NEP is an announcement service for new working papers, with a weekly report in each of many fields. This author has had 12 papers announced in NEP. These are the fields, ordered by number of announcements, along with their dates. If the author is listed in the directory of specialists for this field, a link is also provided.
  1. NEP-MAC: Macroeconomics (12) 2009-11-27 2014-06-22 2014-08-28 2015-02-05 2015-02-05 2016-06-09 2017-12-03 2017-12-03 2018-01-15 2018-02-26 2018-04-16 2018-04-16. Author is listed
  2. NEP-BEC: Business Economics (8) 2009-11-27 2014-06-22 2014-08-28 2015-02-05 2016-06-09 2017-07-23 2017-12-03 2018-02-26. Author is listed
  3. NEP-ENT: Entrepreneurship (7) 2014-06-22 2014-08-28 2015-02-05 2017-07-23 2017-12-03 2018-02-26 2018-04-16. Author is listed
  4. NEP-DGE: Dynamic General Equilibrium (4) 2014-06-22 2015-02-05 2016-03-29 2017-07-23
  5. NEP-SBM: Small Business Management (4) 2017-07-23 2017-12-03 2018-02-26 2018-04-16
  6. NEP-TID: Technology & Industrial Dynamics (4) 2017-07-23 2017-12-03 2018-02-26 2018-04-16
  7. NEP-CSE: Economics of Strategic Management (1) 2014-08-28
  8. NEP-EUR: Microeconomic European Issues (1) 2017-12-03
  9. NEP-INT: International Trade (1) 2018-04-16
  10. NEP-LAB: Labour Economics (1) 2017-12-03

Corrections

All material on this site has been provided by the respective publishers and authors. You can help correct errors and omissions. For general information on how to correct material on RePEc, see these instructions.

To update listings or check citations waiting for approval, Petr Sedlacek should log into the RePEc Author Service.

To make corrections to the bibliographic information of a particular item, find the technical contact on the abstract page of that item. There, details are also given on how to add or correct references and citations.

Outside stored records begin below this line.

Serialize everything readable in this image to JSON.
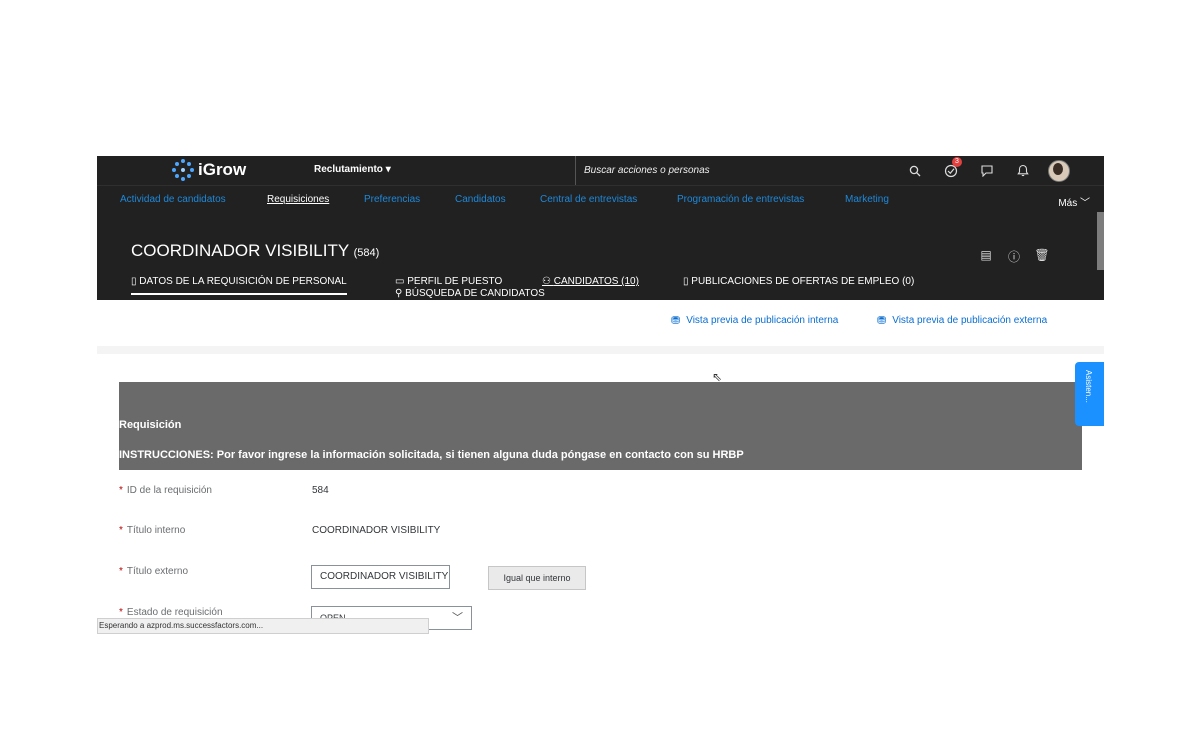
{
  "app": {
    "logo_text": "iGrow",
    "module": "Reclutamiento",
    "search_placeholder": "Buscar acciones o personas",
    "notifications_badge": "3",
    "icons": [
      "search-icon",
      "todo-check-icon",
      "feedback-icon",
      "bell-icon",
      "user-avatar"
    ]
  },
  "nav": {
    "items": [
      {
        "label": "Actividad de candidatos"
      },
      {
        "label": "Requisiciones"
      },
      {
        "label": "Preferencias"
      },
      {
        "label": "Candidatos"
      },
      {
        "label": "Central de entrevistas"
      },
      {
        "label": "Programación de entrevistas"
      },
      {
        "label": "Marketing"
      }
    ],
    "more": "Más",
    "active": "Requisiciones"
  },
  "header": {
    "title": "COORDINADOR VISIBILITY",
    "count": "(584)",
    "tabs": [
      {
        "label": "DATOS DE LA REQUISICIÓN DE PERSONAL"
      },
      {
        "label": "PERFIL DE PUESTO"
      },
      {
        "label": "CANDIDATOS (10)"
      },
      {
        "label": "PUBLICACIONES DE OFERTAS DE EMPLEO (0)"
      },
      {
        "label": "BÚSQUEDA DE CANDIDATOS"
      }
    ]
  },
  "preview": {
    "internal": "Vista previa de publicación interna",
    "external": "Vista previa de publicación externa"
  },
  "section": {
    "title": "Requisición",
    "instructions": "INSTRUCCIONES: Por favor ingrese la información solicitada, si tienen alguna duda póngase en contacto con su HRBP"
  },
  "assistant": "Asisten...",
  "form": {
    "req_id_label": "ID de la requisición",
    "req_id_value": "584",
    "internal_title_label": "Título interno",
    "internal_title_value": "COORDINADOR VISIBILITY",
    "external_title_label": "Título externo",
    "external_title_value": "COORDINADOR VISIBILITY",
    "same_as_internal": "Igual que interno",
    "status_label": "Estado de requisición",
    "status_value": "OPEN",
    "required_mark": "*"
  },
  "statusbar": "Esperando a azprod.ms.successfactors.com..."
}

To link different versions of the same work, where versions have a different title, use this form. Note that if the versions have a very similar title and are in the author's profile, the links will usually be created automatically.

Please note that most corrections can take a couple of weeks to filter through the various RePEc services.

IDEAS is a RePEc service hosted by the Research Division of the Federal Reserve Bank of St. Louis . RePEc uses bibliographic data supplied by the respective publishers.